Whether I should repent me now of sin
By me done and occasioned, or rejoice
Much more, that much more good thereof shall spring,
To God more glory, more good will to Men
From God, and over wrath grace shall abound.
Rachel Forsythe's once perfect life is now anything but. The younger of her two daughters is dying of cancer. Despite being the wife of a respected Mormon bishop, neither God nor medical science has blessed them with a cure.
"I don't care if faith no greater than a mustard seed can move mountains. The mountains can stay put. All I'm asking for is the life of one child."
Milada Daranyi, chief investment officer at Daranyi Enterprises International, has come to Utah to buy a medical technology company. Bored with her downtown hotel accommodations, she rents a house in the Salt Lake City suburbs.
Then the welcome wagon shows up. To the neighbors, Milada is a beautiful and intelligent young woman.
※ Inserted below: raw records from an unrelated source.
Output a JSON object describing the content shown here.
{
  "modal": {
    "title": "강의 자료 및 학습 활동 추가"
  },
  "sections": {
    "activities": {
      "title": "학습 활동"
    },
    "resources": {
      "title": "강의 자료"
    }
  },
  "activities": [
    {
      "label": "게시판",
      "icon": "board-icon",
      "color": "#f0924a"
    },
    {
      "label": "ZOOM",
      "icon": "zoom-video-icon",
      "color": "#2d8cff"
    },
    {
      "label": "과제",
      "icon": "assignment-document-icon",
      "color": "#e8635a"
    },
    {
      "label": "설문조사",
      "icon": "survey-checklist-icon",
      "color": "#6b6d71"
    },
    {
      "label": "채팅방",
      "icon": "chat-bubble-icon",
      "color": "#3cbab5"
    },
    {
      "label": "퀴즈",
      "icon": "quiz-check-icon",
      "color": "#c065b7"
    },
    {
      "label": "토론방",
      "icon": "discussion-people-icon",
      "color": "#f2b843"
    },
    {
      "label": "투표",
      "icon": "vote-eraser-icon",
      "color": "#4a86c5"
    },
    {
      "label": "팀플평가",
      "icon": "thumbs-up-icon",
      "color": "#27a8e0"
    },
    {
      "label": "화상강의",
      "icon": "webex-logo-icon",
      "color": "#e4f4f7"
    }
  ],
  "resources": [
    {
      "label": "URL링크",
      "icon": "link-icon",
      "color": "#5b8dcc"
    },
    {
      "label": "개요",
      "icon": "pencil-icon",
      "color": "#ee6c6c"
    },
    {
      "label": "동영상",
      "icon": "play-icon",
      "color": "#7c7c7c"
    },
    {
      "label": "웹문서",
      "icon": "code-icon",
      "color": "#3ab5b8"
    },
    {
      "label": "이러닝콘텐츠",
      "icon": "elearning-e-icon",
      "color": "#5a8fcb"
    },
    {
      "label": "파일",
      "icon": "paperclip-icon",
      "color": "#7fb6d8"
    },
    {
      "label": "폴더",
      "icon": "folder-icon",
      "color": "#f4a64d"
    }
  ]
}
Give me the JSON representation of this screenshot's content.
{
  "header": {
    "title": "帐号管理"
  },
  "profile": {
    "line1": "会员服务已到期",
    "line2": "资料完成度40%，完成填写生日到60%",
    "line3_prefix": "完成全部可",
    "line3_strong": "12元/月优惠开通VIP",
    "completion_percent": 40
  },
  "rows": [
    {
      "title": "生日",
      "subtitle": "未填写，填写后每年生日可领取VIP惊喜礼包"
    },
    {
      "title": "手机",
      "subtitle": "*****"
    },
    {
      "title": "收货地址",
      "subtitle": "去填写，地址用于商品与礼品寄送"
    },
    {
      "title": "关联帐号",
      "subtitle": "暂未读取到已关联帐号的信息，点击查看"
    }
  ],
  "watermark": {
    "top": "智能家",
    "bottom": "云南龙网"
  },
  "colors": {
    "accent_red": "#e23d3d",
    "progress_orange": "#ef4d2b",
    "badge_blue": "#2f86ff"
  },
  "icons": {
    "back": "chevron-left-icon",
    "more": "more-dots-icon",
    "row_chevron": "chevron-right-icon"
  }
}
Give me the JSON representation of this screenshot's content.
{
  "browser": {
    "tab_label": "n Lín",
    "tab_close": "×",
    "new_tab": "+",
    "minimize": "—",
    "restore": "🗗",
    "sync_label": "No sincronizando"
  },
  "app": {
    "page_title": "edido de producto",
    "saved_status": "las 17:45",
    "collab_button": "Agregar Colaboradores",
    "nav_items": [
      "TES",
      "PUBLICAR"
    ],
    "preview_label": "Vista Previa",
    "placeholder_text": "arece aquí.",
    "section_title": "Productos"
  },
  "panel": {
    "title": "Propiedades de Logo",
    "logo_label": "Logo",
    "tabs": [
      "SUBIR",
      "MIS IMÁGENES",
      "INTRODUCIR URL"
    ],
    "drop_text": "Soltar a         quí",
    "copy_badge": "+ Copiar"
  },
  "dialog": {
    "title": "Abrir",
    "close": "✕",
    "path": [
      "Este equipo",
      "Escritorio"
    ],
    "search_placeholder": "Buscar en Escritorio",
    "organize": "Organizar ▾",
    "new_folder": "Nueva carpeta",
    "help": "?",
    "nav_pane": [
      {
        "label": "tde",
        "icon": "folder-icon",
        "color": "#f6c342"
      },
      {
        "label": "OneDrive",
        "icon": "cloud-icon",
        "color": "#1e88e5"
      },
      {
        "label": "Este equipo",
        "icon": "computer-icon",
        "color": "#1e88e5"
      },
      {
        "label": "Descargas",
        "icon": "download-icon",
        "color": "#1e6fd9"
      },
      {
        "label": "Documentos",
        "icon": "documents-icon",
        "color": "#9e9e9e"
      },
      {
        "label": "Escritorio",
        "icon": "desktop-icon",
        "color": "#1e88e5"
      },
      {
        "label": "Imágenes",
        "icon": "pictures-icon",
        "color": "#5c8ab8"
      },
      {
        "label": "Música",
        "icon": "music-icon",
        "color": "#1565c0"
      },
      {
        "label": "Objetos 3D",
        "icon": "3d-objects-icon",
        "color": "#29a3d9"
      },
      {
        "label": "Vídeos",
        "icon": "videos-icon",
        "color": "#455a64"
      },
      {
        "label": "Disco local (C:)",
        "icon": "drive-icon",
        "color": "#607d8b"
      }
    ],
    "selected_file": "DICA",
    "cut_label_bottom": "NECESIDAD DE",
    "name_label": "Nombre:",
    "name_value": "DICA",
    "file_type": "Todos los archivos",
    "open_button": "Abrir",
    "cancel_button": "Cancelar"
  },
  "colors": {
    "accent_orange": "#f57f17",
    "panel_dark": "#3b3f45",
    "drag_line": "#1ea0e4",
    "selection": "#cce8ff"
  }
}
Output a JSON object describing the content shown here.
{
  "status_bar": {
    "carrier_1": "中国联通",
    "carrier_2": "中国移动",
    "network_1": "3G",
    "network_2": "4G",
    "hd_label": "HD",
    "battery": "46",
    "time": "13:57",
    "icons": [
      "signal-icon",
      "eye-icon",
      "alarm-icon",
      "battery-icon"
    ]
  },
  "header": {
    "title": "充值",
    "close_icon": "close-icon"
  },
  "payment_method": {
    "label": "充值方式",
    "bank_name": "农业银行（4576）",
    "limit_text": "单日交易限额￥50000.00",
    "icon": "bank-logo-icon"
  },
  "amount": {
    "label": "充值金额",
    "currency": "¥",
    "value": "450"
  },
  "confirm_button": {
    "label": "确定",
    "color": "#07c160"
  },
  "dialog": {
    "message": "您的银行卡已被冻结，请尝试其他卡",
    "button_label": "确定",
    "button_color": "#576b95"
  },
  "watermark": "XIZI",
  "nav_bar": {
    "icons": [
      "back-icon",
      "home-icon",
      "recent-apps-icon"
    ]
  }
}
But Rachel senses something about her that will lead them both in a completely different—and very dangerous—direction.
"If Jennifer became like me, whose blood would flow in her veins? Whose daughter would she be? Tell me that is something you could live with."
Milada is a vampire. Fallen. And quite possibly the only person in the world who can save her daughter's life.
Maralise at Blog Segulla calls Angel Falling Softly
a good read. I would even venture to say that it's a great read . . . . I was captivated by the tight and nuanced writing in Woodbury's most recent release from Zarahemla Books.
With some qualifications, Doug Gibson of the Ogden (Utah) Standard-Examiner declares it
better than 99 percent of Mormon fiction out there. It takes our beliefs out of comfort zones, inviting analysis and debate. No matter what happens, we've learned something.
According to Angela Hallstrom, author of Bound on Earth, Angel Falling Softly
is more than a good read. It is a provocative meditation on life and death that will leave readers both satisfied and unnerved. It kept me reading, and it kept me guessing.
And Stephen Carter, editor of Sunstone Magazine, says it's "one of the best Mormon novels ever written,"
proof positive that Mormon fiction is not dead. And even if it was, Woodbury has called it from its grave, bestowed it with immortality, and given it a mighty fine set of literary fangs.
Eugene Woodbury graduated from Brigham Young University with degrees in Japanese and TESOL. He has twice been a Utah Original Writing Competition finalist and is a recipient of the Sunstone Foundation Moonstone Award for short fiction. He lives in Orem, Utah, where he works as a free-lance writer and translator.